With the greatest esteem, I am ever, dear Sir, your most obedient humble servant,
TO M. LITH.
Obtrusive Applications. Passy 6 April, 1777. SIR, I have just been honored with a letter from you, dated the 26th past, in which you express yourself as astonished, and appear to be angry, that you have no answer to a letter you wrote me on the 11th of December, which you are sure was delivered to me.
* Passy, the place at which the above letter is dated, is a small town about three miles from Paris, on the banks of the Seine. Dr. Franklin lived there during the whole of his residence in France.
VOL. VIII. 14
In exculpation of myself, I assure you that I never received any letter from you of that date. And indeed, being then but four days landed at Nantes, I think you could scarce have heard so soon of my being in Europe.
But I received one from you of the 8th of January, which I own I did not answer. It may displease you, if I give you the reason; but, as it may be of use to you in your future correspondences, I will hazard that for a gentleman to whom I feel myself obliged, as an American, on account of his good will to our cause.

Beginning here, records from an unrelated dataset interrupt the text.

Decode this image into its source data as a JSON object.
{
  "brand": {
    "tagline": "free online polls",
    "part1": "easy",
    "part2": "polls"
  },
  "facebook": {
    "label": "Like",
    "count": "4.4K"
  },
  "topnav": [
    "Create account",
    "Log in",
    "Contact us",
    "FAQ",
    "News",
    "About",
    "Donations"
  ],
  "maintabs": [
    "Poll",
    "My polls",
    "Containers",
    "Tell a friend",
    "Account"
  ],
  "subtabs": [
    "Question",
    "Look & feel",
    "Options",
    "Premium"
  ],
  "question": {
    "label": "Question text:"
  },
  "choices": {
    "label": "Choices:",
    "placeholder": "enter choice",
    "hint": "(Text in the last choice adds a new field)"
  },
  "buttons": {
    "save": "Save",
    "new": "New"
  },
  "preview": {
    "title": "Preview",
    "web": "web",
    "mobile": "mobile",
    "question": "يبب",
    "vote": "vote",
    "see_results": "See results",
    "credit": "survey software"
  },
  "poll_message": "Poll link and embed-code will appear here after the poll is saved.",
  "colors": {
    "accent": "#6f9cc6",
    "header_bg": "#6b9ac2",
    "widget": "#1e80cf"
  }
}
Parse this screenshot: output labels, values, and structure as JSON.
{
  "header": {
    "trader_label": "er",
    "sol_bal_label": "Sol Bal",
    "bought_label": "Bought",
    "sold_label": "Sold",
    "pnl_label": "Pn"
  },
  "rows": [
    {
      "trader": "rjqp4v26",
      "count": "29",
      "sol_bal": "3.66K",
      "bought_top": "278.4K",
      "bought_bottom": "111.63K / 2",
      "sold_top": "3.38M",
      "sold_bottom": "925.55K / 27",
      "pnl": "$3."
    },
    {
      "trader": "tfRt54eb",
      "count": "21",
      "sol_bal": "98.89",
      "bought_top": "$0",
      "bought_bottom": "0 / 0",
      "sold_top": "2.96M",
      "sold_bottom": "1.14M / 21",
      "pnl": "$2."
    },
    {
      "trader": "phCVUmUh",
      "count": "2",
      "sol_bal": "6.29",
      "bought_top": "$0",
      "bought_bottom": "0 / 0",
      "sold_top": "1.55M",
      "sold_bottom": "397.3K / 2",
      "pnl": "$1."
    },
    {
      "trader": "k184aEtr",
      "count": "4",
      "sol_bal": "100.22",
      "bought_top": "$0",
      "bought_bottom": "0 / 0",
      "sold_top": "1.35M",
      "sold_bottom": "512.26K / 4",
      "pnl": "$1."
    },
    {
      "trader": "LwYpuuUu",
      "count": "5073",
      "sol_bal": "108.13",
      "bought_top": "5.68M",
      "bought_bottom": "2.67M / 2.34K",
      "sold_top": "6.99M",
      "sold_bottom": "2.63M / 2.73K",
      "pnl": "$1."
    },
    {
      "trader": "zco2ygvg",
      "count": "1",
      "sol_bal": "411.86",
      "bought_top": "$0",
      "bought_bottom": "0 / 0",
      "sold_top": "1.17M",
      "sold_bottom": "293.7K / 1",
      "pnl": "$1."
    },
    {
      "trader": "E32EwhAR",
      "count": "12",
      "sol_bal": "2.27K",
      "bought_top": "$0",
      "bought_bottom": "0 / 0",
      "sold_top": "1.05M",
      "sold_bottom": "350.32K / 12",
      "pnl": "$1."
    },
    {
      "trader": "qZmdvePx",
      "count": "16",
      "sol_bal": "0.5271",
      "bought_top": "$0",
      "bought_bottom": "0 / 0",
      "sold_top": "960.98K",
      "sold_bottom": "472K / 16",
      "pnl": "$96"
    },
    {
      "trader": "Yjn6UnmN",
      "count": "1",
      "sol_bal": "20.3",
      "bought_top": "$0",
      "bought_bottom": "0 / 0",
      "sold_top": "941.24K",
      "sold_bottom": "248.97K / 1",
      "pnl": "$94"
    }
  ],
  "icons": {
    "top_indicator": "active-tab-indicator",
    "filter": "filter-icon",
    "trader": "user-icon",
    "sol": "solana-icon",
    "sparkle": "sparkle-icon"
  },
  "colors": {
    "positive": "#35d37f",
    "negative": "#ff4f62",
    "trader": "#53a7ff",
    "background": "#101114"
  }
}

Whoever writes to a stranger should observe three points. 1. That what he proposes be practicable. 2. His propositions should be made in explicit terms, so as to be easily understood. 3. What he desires should be in itself reasonable. Hereby he will give a favorable impression of his understanding, and create a desire of further acquaintance. Now it happened that you were negligent in all these points; for, first, you desired to have means procured for you of taking a voyage to America “avec sureté”; which is not possible, as the dangers of the sea subsist always, and at present there is the additional danger of being taken by the English. Then you desire that this may be “sans trop grandes dépenses,” which is not intelligible enough to be answered, because, not knowing your ability of bearing expenses, one cannot judge what may be trop grandes. Lastly, you desire letters of address to the Congress and to General Washington; which it is not reasonable to ask of one who knows no more of you, than that your name is Lith, and that you live at Bayreuth.